After a few Republican victories towards the end of 1901, e.g. Tafelkop (20 December) and Groenkop (25 December) Steyn joined the commando of General de la Rey at Doornspruit in March 1902 to consult Dr von Rennenkampf about his eyes, which showed the first symptoms of the serious disease that subsequently afflicted him. Here Acting President Schalk Burger informed him that the first steps towards final negotiations for peace were under way. On 9 April 1902 the governments of the two republics met at Klerksdorp. Although his legs were already semi-paralysed, his will remained indomitable. His only condition for peace was the retention of independence. When the governments met Kitchener on 12 April at Pretoria it was decided to summon representatives of the burghers in the field, because only the people, according to the constitutions of the republics, could decide the question of their independence. Kitchener was extremely impressed by Steyn and said of him: “He is head and shoulders above the others, and has great influence.” On 15 May, when he arrived at Vereeniging he was almost totally paralysed. He only attended two meetings but Rev J.D. Kestell and his generals kept him informed and consulted him regularly. On 29 May, he left for Kroonstad where medical attention was available. He resigned as president and was thus spared the bitterness of signing the treaty of Vereeniging. By the time his wife joined him on 11 June 1902 he was completely helpless. With the financial aid of friends they left for Europe to seek medical aid for his condition. For the next three years Prof. C. Winkler and various other physicians treated Steyn. In 1903 he had recovered sufficiently to return home where they settled at Onze Rust.

He welcomed self-government in 1907 as the movement for a united South Africa was very dear to him. Steyn was to serve as one of the Free State delegates at the National Convention at Durban in October/November 1908, where he was elected vice-chairman. He exercised great influence both in and out of the conference hall. He was a candidate for the premiership but because of health reasons he declined and retired to his farm. He, however, was not aloof from national affairs. His door was always open and friends and leaders often sought his advice.
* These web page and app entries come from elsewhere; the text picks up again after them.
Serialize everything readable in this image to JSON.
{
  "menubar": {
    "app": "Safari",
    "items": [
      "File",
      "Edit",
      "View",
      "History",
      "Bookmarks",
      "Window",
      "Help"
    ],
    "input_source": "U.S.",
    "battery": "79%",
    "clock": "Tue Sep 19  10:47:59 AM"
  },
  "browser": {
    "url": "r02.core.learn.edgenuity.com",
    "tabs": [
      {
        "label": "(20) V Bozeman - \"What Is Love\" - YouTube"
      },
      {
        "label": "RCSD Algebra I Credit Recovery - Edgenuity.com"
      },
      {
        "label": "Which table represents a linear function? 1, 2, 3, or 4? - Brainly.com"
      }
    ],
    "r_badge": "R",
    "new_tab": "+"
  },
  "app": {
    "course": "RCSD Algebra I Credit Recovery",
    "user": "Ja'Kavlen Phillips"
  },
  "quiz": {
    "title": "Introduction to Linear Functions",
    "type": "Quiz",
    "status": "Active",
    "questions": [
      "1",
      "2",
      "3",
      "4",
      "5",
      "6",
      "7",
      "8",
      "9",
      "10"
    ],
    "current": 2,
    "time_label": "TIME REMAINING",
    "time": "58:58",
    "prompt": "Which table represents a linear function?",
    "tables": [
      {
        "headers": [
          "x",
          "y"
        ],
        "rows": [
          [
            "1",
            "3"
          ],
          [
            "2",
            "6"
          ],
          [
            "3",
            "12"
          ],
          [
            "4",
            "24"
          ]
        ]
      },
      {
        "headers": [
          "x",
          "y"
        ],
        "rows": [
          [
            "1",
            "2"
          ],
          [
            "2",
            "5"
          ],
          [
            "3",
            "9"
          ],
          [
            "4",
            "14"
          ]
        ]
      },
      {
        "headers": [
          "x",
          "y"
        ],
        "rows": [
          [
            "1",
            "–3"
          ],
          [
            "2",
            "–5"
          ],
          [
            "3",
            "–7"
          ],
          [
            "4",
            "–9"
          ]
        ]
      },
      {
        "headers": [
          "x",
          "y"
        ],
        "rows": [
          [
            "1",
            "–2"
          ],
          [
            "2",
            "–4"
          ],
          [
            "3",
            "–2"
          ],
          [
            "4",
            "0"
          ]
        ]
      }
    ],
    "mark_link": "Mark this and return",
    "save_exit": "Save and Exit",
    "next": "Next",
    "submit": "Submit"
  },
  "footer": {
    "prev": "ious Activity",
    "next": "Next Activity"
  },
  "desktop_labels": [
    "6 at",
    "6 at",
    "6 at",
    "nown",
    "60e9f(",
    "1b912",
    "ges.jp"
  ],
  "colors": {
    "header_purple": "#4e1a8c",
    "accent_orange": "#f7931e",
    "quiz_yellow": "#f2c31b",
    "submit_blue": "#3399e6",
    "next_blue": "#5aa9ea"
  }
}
On 16 December 1913 the National Women’s Memorial for which he, more than anyone else, had worked, was unveiled in Bloemfontein. On 28 November 1916 he died suddenly while addressing the Oranje Vrouevereniging in the Memorial Hall in Bloemfontein. He is buried at the foot of the Women’s Memorial.